The ebullient and endearing Woodfill brings a wealth of knowledge — as well as his love for public outreach for NASA — to everything he does. But also, for the past 45 years he has studied the Apollo 13 mission in intricate detail, examining all the various facets of the rescue by going through flight transcripts, debriefs, and other documents, plus he’s talked to many other people who worked during the mission. Fascinated by the turn of events and individuals involved who turned failure into success, Woodfill has come up with 13 MORE things that saved Apollo 13, in addition to the original 13 he shared with us in 2010.
Woodfill tends to downplay both his role in Apollo 13 and the significance of the MER.
“In the MER, I was never involved or central to the main events which rescued Apollo 13,” Woodfill told Universe Today. “Our group was available for mission support. We weren’t flight controllers, but we were experts. For other missions that were routine we didn’t play that big of a role, but for the Apollo 13 mission, we did play a role.”
But Apollo Flight Director Gene Kranz, also speaking at the 2010 event at the Smithsonian Air and Space Museum, has never forgotten the important role the MER team played.
“The thing that was almost miraculous here [for the rescue], was I think to a great extent, the young controllers, particularly the systems guys who basically invented the discipline of what we now call systems engineering,” Kranz said. “The way these guys all learned their business, … got to know the designs, the people and the spacecraft … and they had to translate all that into useful materials that they could use on console in real time.”
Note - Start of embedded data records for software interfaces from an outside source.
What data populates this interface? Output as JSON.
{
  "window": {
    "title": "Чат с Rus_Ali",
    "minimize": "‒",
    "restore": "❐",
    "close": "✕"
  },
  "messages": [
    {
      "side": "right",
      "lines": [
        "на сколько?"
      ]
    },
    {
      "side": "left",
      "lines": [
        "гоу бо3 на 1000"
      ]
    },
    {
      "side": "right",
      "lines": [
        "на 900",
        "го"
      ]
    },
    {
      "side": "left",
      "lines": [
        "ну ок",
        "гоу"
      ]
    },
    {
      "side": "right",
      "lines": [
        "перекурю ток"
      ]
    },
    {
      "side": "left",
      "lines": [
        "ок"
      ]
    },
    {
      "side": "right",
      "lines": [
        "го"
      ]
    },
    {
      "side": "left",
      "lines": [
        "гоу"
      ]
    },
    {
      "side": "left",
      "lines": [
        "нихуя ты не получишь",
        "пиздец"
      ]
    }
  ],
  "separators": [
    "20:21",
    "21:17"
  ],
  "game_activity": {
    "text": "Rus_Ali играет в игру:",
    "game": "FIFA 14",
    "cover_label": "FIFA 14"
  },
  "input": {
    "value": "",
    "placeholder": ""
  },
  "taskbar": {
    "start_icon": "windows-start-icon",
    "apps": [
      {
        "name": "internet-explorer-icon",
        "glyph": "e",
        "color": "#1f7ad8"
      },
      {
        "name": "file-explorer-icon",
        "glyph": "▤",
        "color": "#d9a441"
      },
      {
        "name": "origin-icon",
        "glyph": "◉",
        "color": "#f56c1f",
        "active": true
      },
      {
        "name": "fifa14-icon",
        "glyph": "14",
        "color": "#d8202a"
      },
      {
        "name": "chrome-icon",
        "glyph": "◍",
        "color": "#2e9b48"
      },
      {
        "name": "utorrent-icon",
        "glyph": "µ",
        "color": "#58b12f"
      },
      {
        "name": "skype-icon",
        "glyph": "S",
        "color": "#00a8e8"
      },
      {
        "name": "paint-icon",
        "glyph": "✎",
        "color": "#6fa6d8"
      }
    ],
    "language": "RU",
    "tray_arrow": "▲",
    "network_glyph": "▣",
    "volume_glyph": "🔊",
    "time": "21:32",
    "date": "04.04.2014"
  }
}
Join Universe Today in celebrating the 45th anniversary of Apollo 13 with Woodfill’s insights as we discuss each of the 13 additional turning points in the mission. And here’s a look back at the original “13 Things That Saved Apollo 13: